Background to the Study

The return to democratic rule in Nigeria on May 29th, 1999 presented Nigerians with fresh hopes and latent optimism. This is because the people were of the hope that democracy could guarantee freedom, liberty, and equity and enhances the security of lives and properties which are the panacea for the much needed sustainable economic growth and development of the nation. About eighteen years after this fresh hope was offered, the realities on the ground suggest that the hope and optimism has remained a mirage. According to figures from the National Bureau of Statistics, over ten million Nigerians were unemployed by March 2009. As Otto and Ukpere, (2012) observed, the figure on unemployment keep increasing geometrically yearly with less realistic effort by the managers of the state to abate the rampaging unemployment problem. Nwanegbo and Odigbo, (2013) agreed with the view above when they further opined that majority of the population seem to lack access to pipe borne water, health care facilities, electricity and affordable quality education.

This scenario painted above aided the Nigeria security situation to deteriorate drastically. Since the return to democratic rule in May 1999, Nigeria has witnessed a number of security challenges associated with militancy, kidnapping, armed robbery, political assassination, arms proliferation, piracy and ethno-religious conflicts. The security challenges have assumed a formidable dimension forcing the country’s political and economic managers and, indeed the entire nation, to rue the loss of their loved ones, investments and absence of safety in most part of the country (Onifade, Imhonopi and Urim, 2013). The various governments since May 1999, has tried different methods aimed at ameliorating the devastating effect of insecurity without any useful result. When it seems that the government is achieving good result in one, another will rare it ugly head. The reason for government failure to address this issue of insecurity satisfactorily may not be unconnected with government failure in meeting the developmental needs of the people which has forced them into forming alliance in different forms that has succeeded in breading what Onifade, Imhonopi and Urim,(2013) refers to increasing ethnic hate, religious bigotry, political rivalry and a growing population of disgruntle citizens in the country who feel they have been short-changed and given very limited or no access to the common patrimony.  This is consistent with the findings of Egwu, (2001) who observed that the primordial tendencies of various ethnic groups towards violence, the perennial eruption of various ethnic militias and the preponderant religious fundamentalism in place, given expression to by some sections of the dominant religious establishment in Nigeria, have inevitably aggravated the scale and propensity of insecurity and widened its scope in various ramifications.

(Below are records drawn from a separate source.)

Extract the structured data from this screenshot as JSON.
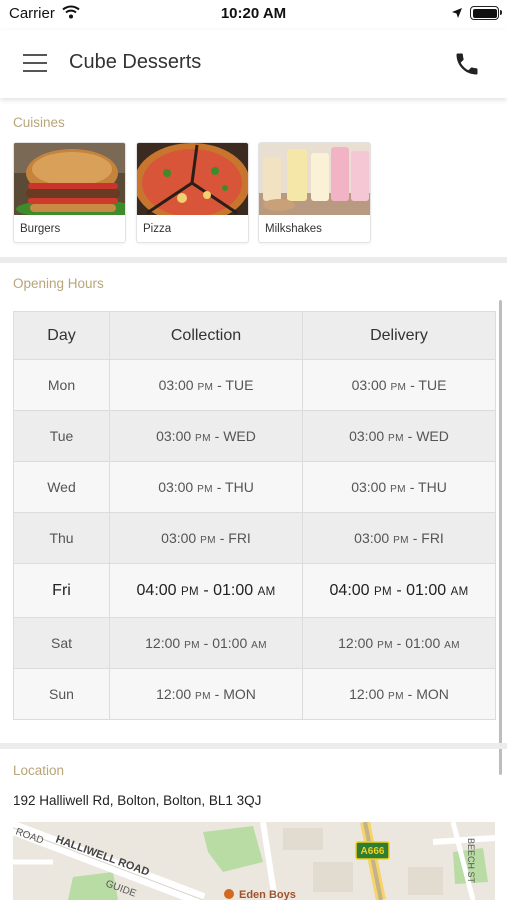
{
  "status_bar": {
    "carrier": "Carrier",
    "time": "10:20 AM"
  },
  "nav": {
    "title": "Cube Desserts",
    "menu_icon": "hamburger-menu-icon",
    "phone_icon": "phone-icon"
  },
  "cuisines": {
    "title": "Cuisines",
    "items": [
      {
        "label": "Burgers",
        "image": "burger-photo"
      },
      {
        "label": "Pizza",
        "image": "pizza-photo"
      },
      {
        "label": "Milkshakes",
        "image": "milkshake-photo"
      }
    ]
  },
  "opening_hours": {
    "title": "Opening Hours",
    "headers": [
      "Day",
      "Collection",
      "Delivery"
    ],
    "rows": [
      {
        "day": "Mon",
        "collection": {
          "time": "03:00",
          "ampm": "PM",
          "end": " - TUE"
        },
        "delivery": {
          "time": "03:00",
          "ampm": "PM",
          "end": " - TUE"
        }
      },
      {
        "day": "Tue",
        "collection": {
          "time": "03:00",
          "ampm": "PM",
          "end": " - WED"
        },
        "delivery": {
          "time": "03:00",
          "ampm": "PM",
          "end": " - WED"
        }
      },
      {
        "day": "Wed",
        "collection": {
          "time": "03:00",
          "ampm": "PM",
          "end": " - THU"
        },
        "delivery": {
          "time": "03:00",
          "ampm": "PM",
          "end": " - THU"
        }
      },
      {
        "day": "Thu",
        "collection": {
          "time": "03:00",
          "ampm": "PM",
          "end": " - FRI"
        },
        "delivery": {
          "time": "03:00",
          "ampm": "PM",
          "end": " - FRI"
        }
      },
      {
        "day": "Fri",
        "collection": {
          "time": "04:00",
          "ampm": "PM",
          "end": " - 01:00",
          "end_ampm": "AM"
        },
        "delivery": {
          "time": "04:00",
          "ampm": "PM",
          "end": " - 01:00",
          "end_ampm": "AM"
        }
      },
      {
        "day": "Sat",
        "collection": {
          "time": "12:00",
          "ampm": "PM",
          "end": " - 01:00",
          "end_ampm": "AM"
        },
        "delivery": {
          "time": "12:00",
          "ampm": "PM",
          "end": " - 01:00",
          "end_ampm": "AM"
        }
      },
      {
        "day": "Sun",
        "collection": {
          "time": "12:00",
          "ampm": "PM",
          "end": " - MON"
        },
        "delivery": {
          "time": "12:00",
          "ampm": "PM",
          "end": " - MON"
        }
      }
    ]
  },
  "location": {
    "title": "Location",
    "address": "192 Halliwell Rd, Bolton, Bolton, BL1 3QJ",
    "map": {
      "road_label_1": "ROAD",
      "road_label_2": "HALLIWELL ROAD",
      "road_label_3": "GUIDE",
      "road_badge": "A666",
      "street_label": "BEECH ST",
      "place_label": "Eden Boys"
    }
  },
  "colors": {
    "section_title": "#b8a57a",
    "road_badge_bg": "#2f7d32",
    "road_badge_text": "#f2d21a",
    "place_pin": "#d2691e"
  }
}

The effect of insecurity is very obvious as it presents itself in the destruction of few available infrastructures needed for the industrial growth and development of the nation. No country of the world can develop without the needed prerequisite for growth and development. With the huge outlay of government resources spent on curbing the menace of insecurity and the attendant destruction of the few existing infrastructure, one can assume that the challenges that insecurity posed to development is enormous.

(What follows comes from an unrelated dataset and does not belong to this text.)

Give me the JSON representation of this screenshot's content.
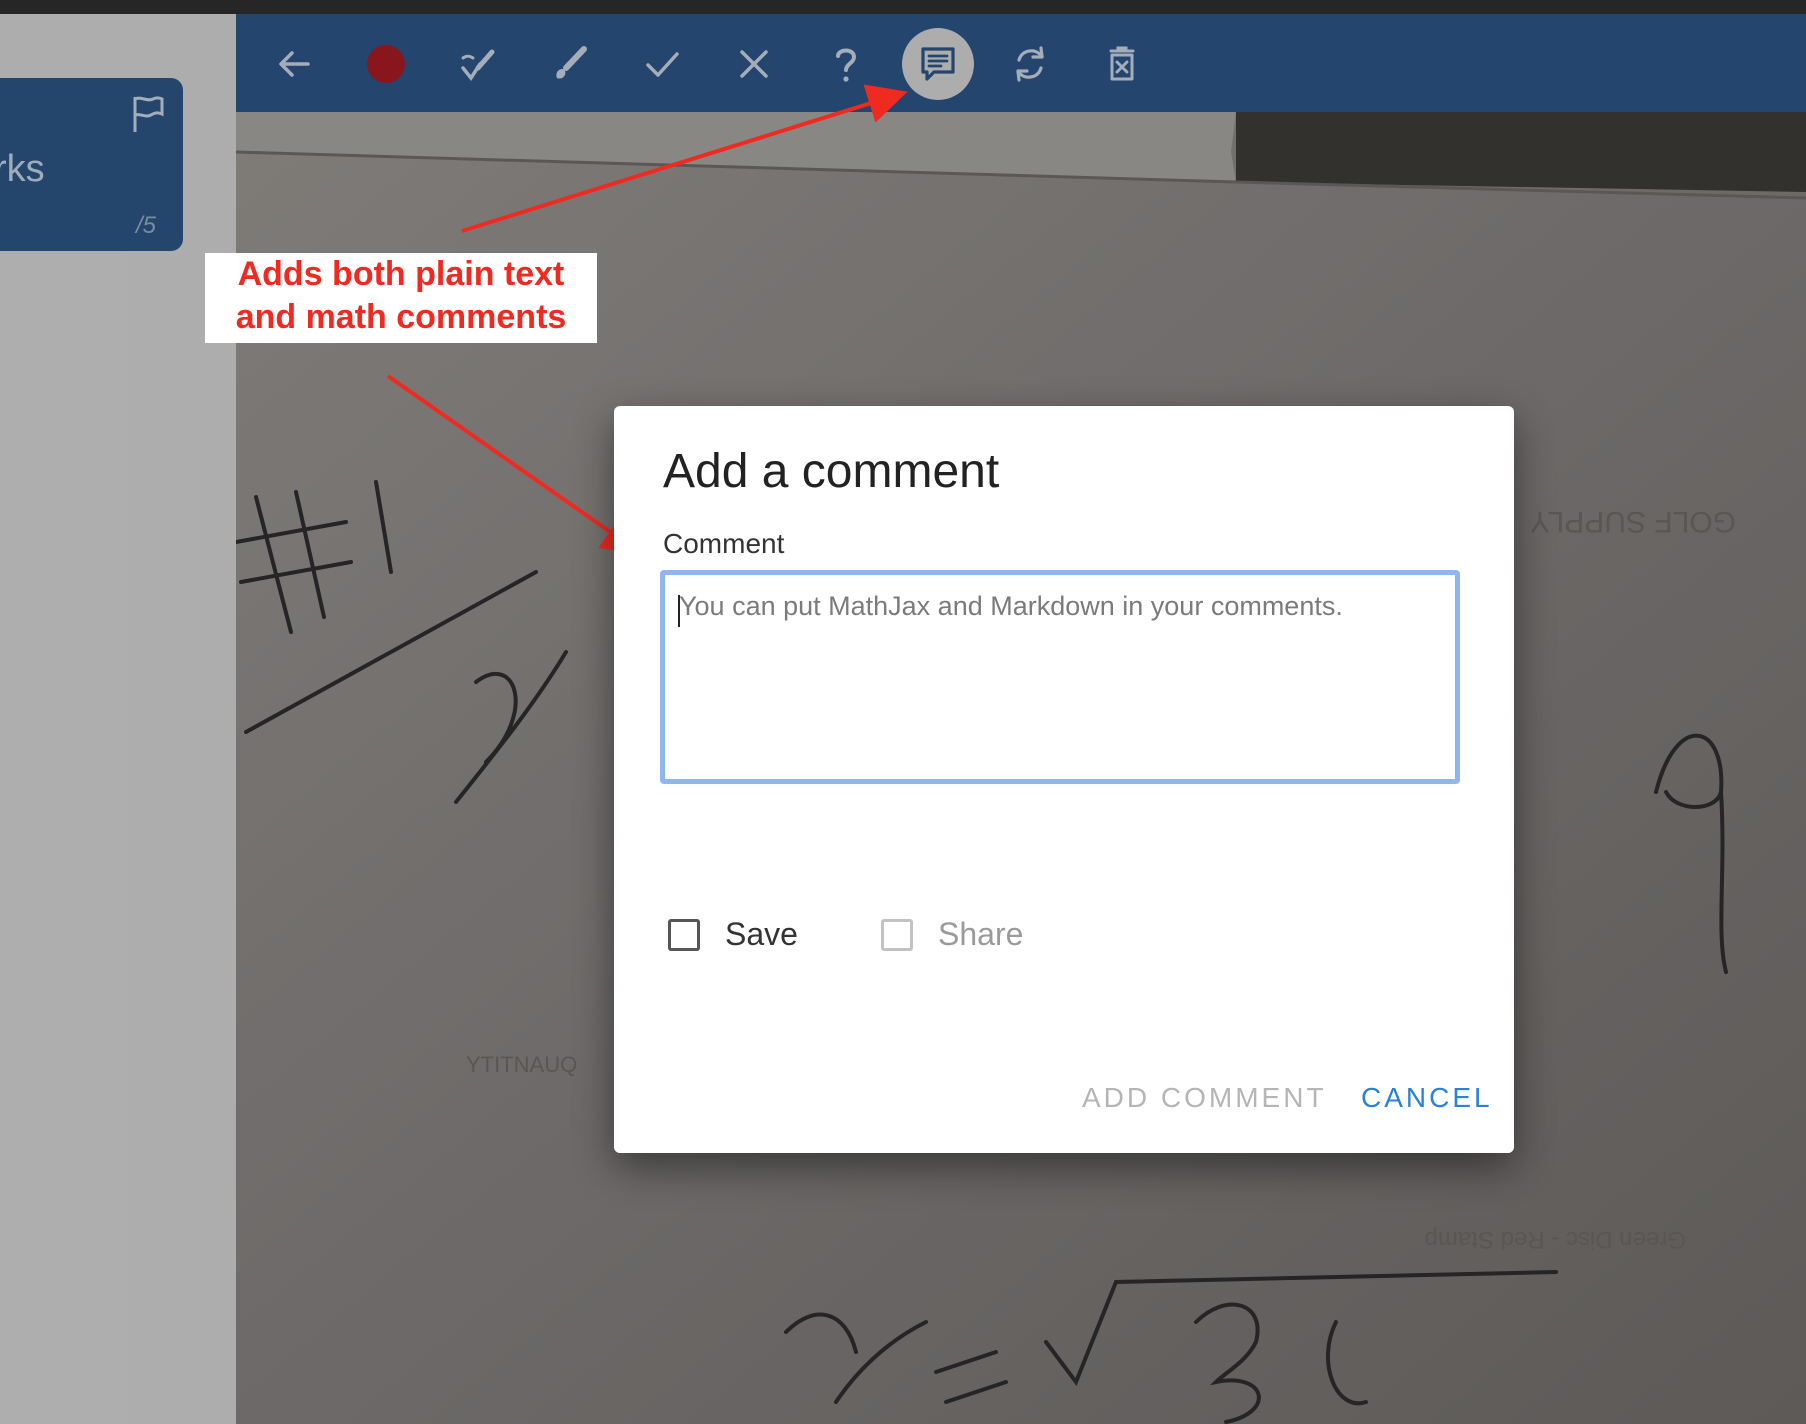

Therefore, this study examines the implication of insecurity on economic development in Nigeria. It seeks to x-ray the major security challenges hindering economic development in the country.

This study is divided into five (5) sections. Following the introduction is the literature review which contains conceptual explanation of insecurity and economic development, the various areas of Nigeria security challenges, the theoretical link between security and economic development and implication of insecurity to economic development. Section three, four and five contains the methodology, results and conclusion and recommendations respectively.